Double spent tx from a longer chain can override previously seen tx in a shorter chain or in mempool, despite first seen rule. In 0-conf vending machine example, if an attacker broadcasts a double spent tx after the merchant/payment processor broadcasts the legitimate tx and listens the network for, say, 2 seconds, it is true the majority, say 99%, of hash power will receive the legit tx first and reject the DS tx and hashing the latter tx. But since finding nonce is probabilistic, there is still a slight chance a minority miner (1%) will find the next block containing the DS tx. After that, it is broadcast to the rest of 99%, they will miner on top of it and remove the legit tx from mempool, thus the vending machine is defrauded. This is what the current node does? Or the 99% will reject the block in the first place?
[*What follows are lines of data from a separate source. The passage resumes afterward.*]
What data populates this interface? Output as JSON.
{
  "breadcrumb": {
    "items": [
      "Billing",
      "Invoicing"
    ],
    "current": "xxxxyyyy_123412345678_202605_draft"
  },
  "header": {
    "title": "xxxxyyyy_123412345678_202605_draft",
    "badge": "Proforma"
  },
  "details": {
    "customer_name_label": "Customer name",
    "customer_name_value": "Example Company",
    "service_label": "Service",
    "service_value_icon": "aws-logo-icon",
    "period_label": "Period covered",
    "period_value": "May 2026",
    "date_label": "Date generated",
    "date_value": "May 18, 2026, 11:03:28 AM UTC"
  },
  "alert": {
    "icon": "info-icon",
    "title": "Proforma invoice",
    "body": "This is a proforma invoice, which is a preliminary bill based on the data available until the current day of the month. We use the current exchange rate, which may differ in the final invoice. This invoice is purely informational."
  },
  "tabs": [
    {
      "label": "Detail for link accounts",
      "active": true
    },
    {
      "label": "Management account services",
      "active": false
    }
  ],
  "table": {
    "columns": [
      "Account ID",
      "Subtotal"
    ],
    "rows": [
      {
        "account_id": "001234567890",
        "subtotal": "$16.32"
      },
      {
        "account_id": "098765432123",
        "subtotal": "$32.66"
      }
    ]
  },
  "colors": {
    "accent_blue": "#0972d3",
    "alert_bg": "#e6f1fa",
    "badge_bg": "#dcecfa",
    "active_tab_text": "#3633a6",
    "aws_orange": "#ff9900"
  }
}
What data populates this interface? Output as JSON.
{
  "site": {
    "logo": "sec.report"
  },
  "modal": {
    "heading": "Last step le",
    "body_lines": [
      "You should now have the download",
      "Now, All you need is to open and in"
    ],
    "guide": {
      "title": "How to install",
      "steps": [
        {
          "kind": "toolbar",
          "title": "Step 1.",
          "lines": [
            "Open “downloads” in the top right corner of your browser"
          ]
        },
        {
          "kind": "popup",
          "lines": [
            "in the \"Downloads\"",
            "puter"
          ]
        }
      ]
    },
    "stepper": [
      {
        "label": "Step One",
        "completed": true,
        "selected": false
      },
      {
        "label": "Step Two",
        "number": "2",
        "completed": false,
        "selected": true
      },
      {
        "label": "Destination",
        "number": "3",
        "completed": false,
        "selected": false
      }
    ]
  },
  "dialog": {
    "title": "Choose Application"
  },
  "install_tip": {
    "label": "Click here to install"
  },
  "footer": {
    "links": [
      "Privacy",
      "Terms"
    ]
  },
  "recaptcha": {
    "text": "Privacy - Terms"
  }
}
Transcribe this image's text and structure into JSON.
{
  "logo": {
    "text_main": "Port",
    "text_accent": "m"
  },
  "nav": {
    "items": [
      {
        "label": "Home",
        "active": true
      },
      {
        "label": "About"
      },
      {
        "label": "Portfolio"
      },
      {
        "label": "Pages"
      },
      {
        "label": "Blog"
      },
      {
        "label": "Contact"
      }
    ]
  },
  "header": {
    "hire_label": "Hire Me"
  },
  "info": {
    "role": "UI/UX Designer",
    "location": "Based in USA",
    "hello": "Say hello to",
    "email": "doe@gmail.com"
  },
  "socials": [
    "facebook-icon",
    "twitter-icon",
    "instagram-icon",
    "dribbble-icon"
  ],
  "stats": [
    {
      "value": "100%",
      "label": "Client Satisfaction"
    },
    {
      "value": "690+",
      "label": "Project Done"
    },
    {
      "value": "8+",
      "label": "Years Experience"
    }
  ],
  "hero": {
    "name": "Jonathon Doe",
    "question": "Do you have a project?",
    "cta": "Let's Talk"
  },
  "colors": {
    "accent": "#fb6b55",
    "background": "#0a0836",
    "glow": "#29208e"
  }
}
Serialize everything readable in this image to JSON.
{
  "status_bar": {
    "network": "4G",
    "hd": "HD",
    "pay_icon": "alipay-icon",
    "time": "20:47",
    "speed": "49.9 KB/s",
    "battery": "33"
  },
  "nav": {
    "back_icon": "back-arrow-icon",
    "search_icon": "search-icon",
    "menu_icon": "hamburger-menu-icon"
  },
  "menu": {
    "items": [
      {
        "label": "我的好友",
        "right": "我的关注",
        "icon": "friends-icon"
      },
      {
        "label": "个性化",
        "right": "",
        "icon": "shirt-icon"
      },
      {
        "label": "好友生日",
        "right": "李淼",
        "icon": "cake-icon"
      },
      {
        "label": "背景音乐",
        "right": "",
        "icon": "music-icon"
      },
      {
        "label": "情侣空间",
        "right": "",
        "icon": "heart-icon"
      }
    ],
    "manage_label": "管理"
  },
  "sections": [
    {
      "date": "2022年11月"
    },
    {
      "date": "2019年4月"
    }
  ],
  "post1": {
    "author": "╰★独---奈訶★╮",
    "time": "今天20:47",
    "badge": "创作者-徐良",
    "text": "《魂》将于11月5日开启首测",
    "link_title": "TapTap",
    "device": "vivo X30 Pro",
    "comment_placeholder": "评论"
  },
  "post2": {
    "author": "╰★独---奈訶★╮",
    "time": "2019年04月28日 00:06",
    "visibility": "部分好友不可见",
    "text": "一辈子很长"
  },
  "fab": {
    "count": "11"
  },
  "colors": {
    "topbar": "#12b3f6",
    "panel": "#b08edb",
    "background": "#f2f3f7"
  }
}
But if the latter is the case, the tx and its double spent tx can permanently split the network into two since every node will stick to the first seen tx and reject longer pow chain if it happens to be in the minority that receives the double spent tx first.
   1yr ago